Some of our authors, like Tasha Alexander (The Adventuress), Susanna Calkins (The Masque of a Murderer), D.E. Johnson (Detroit Breakdown), and Alex Grecian (The Harvest Man), write intricately detailed historicals or, like Lynne Raimondo (Dante’s Dilemma) and Ben H. Winters (World of Trouble), take the traditional mystery to non-traditional places. We have members, such as Ridley Pearson (The Kingdom Keepers), Joelle Charbonneau (Need), and Kate Hannigan (The Detective’s Assistant), who inspire young readers to discover the genre. We have a bookstore owner (August Aleksy, of Centuries and Sleuths), literary agents (Danielle Egan-Miller of Browne & Miller in Chicago), and the self-proclaimed 2000-year-old librarian herself, Doris Ann Norris. In 2015, three of the five nominees for the Best First Novel Anthony Award were members of MWA Midwest: Kristi Belcamino (Blessed Are the Dead), Allen Eskens (The Life We Bury), and yours truly (The Black Hour).
Not even a humble brag, there, because I’m proud of how far I’ve come and of what our merry band of mystery lovers achieves every year. I’m also proud to know the many members of MWA Midwest who are still working toward getting their first novels finished and polished. It’s a hard, lonely job, writing a book. But not as lonely, by far, as it might have been.
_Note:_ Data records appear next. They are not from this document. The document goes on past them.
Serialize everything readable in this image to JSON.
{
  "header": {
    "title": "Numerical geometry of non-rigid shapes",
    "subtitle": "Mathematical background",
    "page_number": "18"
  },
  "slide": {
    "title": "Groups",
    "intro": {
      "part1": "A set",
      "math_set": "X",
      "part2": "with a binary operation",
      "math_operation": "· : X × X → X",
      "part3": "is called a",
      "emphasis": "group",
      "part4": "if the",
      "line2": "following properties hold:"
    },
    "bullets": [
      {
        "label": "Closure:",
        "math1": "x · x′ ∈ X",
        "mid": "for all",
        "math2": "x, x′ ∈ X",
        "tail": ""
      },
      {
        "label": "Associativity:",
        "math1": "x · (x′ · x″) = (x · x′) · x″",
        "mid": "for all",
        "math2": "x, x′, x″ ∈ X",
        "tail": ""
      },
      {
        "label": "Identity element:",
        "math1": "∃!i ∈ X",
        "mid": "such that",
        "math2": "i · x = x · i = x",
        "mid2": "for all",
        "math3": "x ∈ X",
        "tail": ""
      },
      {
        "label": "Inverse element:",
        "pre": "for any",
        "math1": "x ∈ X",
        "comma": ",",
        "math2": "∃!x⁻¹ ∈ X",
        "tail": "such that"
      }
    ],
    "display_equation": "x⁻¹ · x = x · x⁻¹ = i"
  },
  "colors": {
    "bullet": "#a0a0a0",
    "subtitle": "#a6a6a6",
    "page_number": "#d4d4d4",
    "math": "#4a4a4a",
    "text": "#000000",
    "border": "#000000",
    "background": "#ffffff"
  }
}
More info on joining Mystery Writers of America can be found at mysterywriters.org/.
New and forthcoming titles from MWA Midwest authors
1/5/16: Larry D. Sweazy, A Thousand Falling Crows (Seventh Street Books)
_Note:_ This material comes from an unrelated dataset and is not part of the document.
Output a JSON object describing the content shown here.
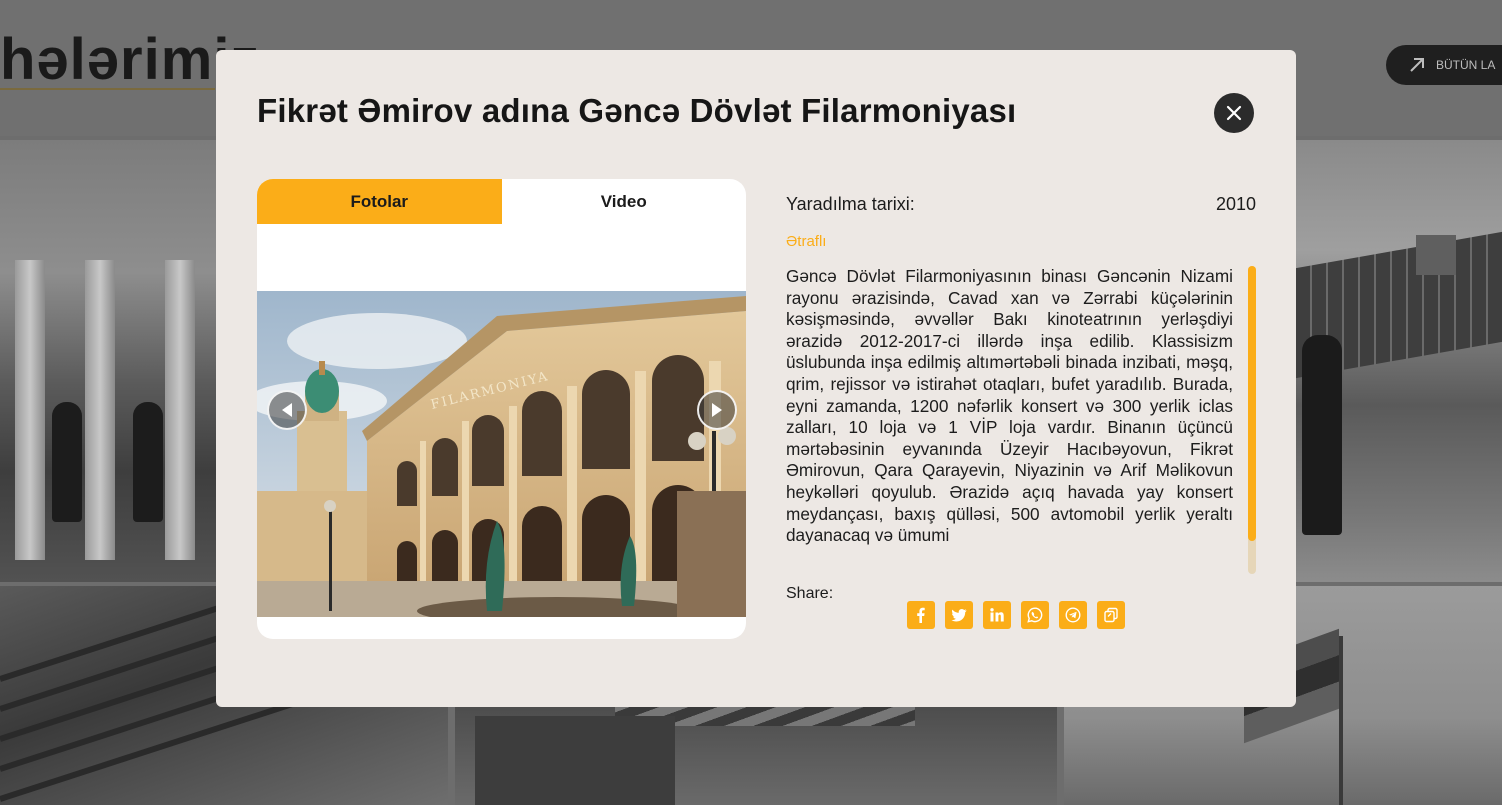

2/2/16: Lynn Cahoon, Murder on Wheels (Lyrical Underground)
3/8/16: Robert Goldsborough, Stop the Presses! (Mysterious Press)
3/16: Sparkle Abbey, Raiders of the Lost Bark (Bell Bridge Books)
4/1/16: Jeffrey B. Burton, The Chessman (Harlequin Worldwide Mystery)
4/12/16: Nancy Allen, The Wages of Sin (HarperCollins/Witness)
4/12/16: Susanna Calkins, A Death Along the River Fleet (Minotaur)
5/10/16: Larry D. Sweazy, See Also Deception (Seventh Street Books)
5/17/16: Anna Lee Huber, A Pressing Engagement: A Novella (Berkley)
6/21/16: Michael Harvey, Brighton (HarperCollins)
6/28/16: Jessie Chandler, Blood Money Murder (Bella Books)
7/5/16: Anna Lee Huber, As Death Draws Near (Berkley)
7/5/16: Laura McHugh, Arrowood (Spiegel & Grau)
7/5/16: Ben H. Winters, Underground Airlines (Mulholland Books)
7/16: Julia Buckley, A Dark and Stormy Murder (Berkley)
9/16: Jess Lourey, Salem’s Cipher (Midnight Ink)
10/16: Laura Benedict, The Abandoned Heart (Pegasus Crime)
10/16: Anna Loan-Wilsey, A March to Remember (Kensington)
11/16/16: Susan Van Kirk, Marry in Haste (Five Star/Cengage)
Fall, TBA: Patricia Skalka, Death in Cold Water (Terrace Books)